The Government admitted it supported Turkish accession last month. Last month, the Europe Minister, David Lidington, said: ‘The UK supports Turkey’s EU accession process’.
The British public will not get a vote on the accession of Turkey to the EU. The European Union Act 2011 allows the Government to ratify EU accession treaties without a referendum). There was no referendum on the accession of Croatia to the EU in 2013 (European Union.
The Government opposes giving the British people a say. As the Minister for Europe, David Lidington, said in 2011: ‘A few years ago, 10 new member states joined the European Union at the same time. I believe that their combined population then was 73 million, which is slightly greater than Turkey’s population is now. I do not believe that anybody in this country argued at that time that a British referendum on those accessions was right’.
The UK is paying £2 billion to help Turkey, Albania, Macedonia, Montenegro and Serbia to join the EU. Turkey alone is set to receive over £1 billion of UK funds to help prepare it for membership.
The UK has gone further than EU law on workers’ rights. Further harmonisation of social legislation poses a threat to the UK’s more generous protections.
The minimum wage, which was introduced in 1998, had nothing to do with the EU.
The Wilson Government passed the Equal Pay Act 1970 before it entered the then European Economic Community in 1973. The Labour Government passed the Sex Discrimination Act 1975, before the first EU Directive on the topic was adopted.

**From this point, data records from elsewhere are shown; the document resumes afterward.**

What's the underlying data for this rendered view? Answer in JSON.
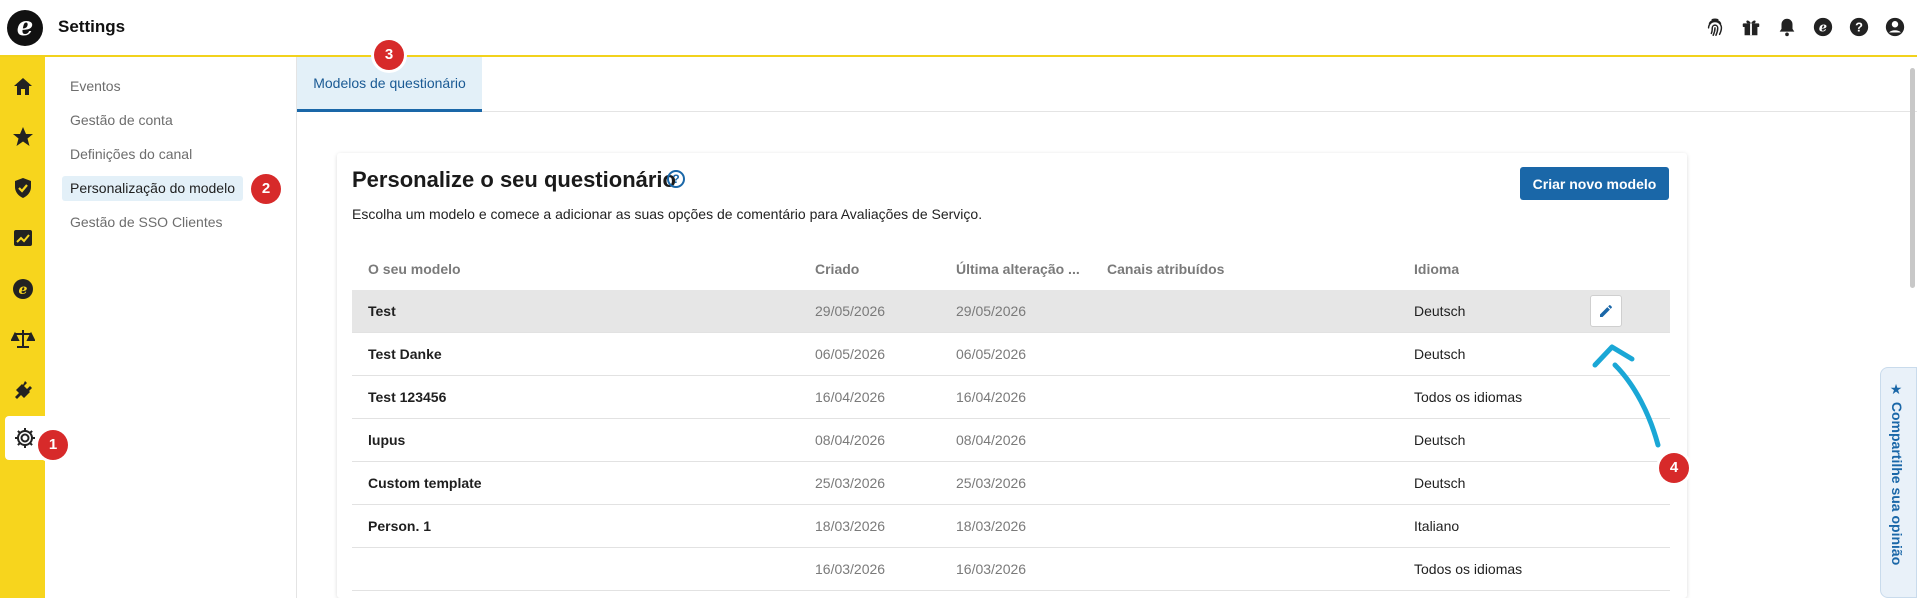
{
  "app": {
    "logo_letter": "e",
    "title": "Settings"
  },
  "top_icons": [
    "fingerprint-icon",
    "gift-icon",
    "bell-icon",
    "brand-e-icon",
    "help-icon",
    "user-icon"
  ],
  "brand_colors": {
    "accent_yellow": "#f7d51d",
    "primary_blue": "#1a67a8",
    "badge_red": "#d72a2a",
    "annotation_cyan": "#1aa7d6"
  },
  "rail": {
    "items": [
      "home-icon",
      "star-icon",
      "shield-check-icon",
      "chart-icon",
      "coin-icon",
      "scales-icon",
      "plug-icon",
      "gear-icon"
    ],
    "active": "gear-icon"
  },
  "subnav": {
    "items": [
      {
        "label": "Eventos"
      },
      {
        "label": "Gestão de conta"
      },
      {
        "label": "Definições do canal"
      },
      {
        "label": "Personalização do modelo",
        "active": true
      },
      {
        "label": "Gestão de SSO Clientes"
      }
    ]
  },
  "badges": [
    "1",
    "2",
    "3",
    "4"
  ],
  "tabs": [
    {
      "label": "Modelos de questionário",
      "active": true
    }
  ],
  "card": {
    "title": "Personalize o seu questionário",
    "help": "?",
    "subtitle": "Escolha um modelo e comece a adicionar as suas opções de comentário para Avaliações de Serviço.",
    "create_button": "Criar novo modelo",
    "columns": {
      "name": "O seu modelo",
      "created": "Criado",
      "changed": "Última alteração ...",
      "channels": "Canais atribuídos",
      "language": "Idioma"
    },
    "rows": [
      {
        "name": "Test",
        "created": "29/05/2026",
        "changed": "29/05/2026",
        "channels": "",
        "language": "Deutsch"
      },
      {
        "name": "Test Danke",
        "created": "06/05/2026",
        "changed": "06/05/2026",
        "channels": "",
        "language": "Deutsch"
      },
      {
        "name": "Test 123456",
        "created": "16/04/2026",
        "changed": "16/04/2026",
        "channels": "",
        "language": "Todos os idiomas"
      },
      {
        "name": "lupus",
        "created": "08/04/2026",
        "changed": "08/04/2026",
        "channels": "",
        "language": "Deutsch"
      },
      {
        "name": "Custom template",
        "created": "25/03/2026",
        "changed": "25/03/2026",
        "channels": "",
        "language": "Deutsch"
      },
      {
        "name": "Person. 1",
        "created": "18/03/2026",
        "changed": "18/03/2026",
        "channels": "",
        "language": "Italiano"
      },
      {
        "name": "",
        "created": "16/03/2026",
        "changed": "16/03/2026",
        "channels": "",
        "language": "Todos os idiomas"
      }
    ]
  },
  "feedback": {
    "label": "★ Compartilhe sua opinião"
  }
}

There is no need to be in the EU to ensure equal pay for equal work.
The Employment Protection Act 1975 provided that a woman who was dismissed on the grounds of pregnancy was to be treated as unfairly dismissed. This was adopted long before the Pregnant Workers Directive.
The UK has been more generous than EU law on paid holidays, with 5.6 weeks entitlement each year, rather than the four contained in EU law.
UK legislation also gives women the right to receive 90% of their salary during the first six weeks of leave. EU law only requires that the rate of pay be equivalent to statutory sick pay in this period. This is £88.45 per week.
The right of part-time workers not to be discriminated against is contained in UK legislation. The enabling legislation was the Employment Relations Act 1999. This means that protections for part-time workers would remain in UK law if we left the EU.
The UK had legislation against discrimination on grounds of race long before the EU did.
The UK passed the legislation against race discrimination, the Race Relations Act 1965 and the Race Relations Act 1968, before we joined the EU.
High Court Judge Sir Rabinder Singh has said: ‘The Race Relations Act 1976 [which consolidated the 1960s legislation] was perhaps one of the strongest pieces of legislation of its kind in the world and certainly in Europe. It long predated legislation against racial discrimination in EU law’.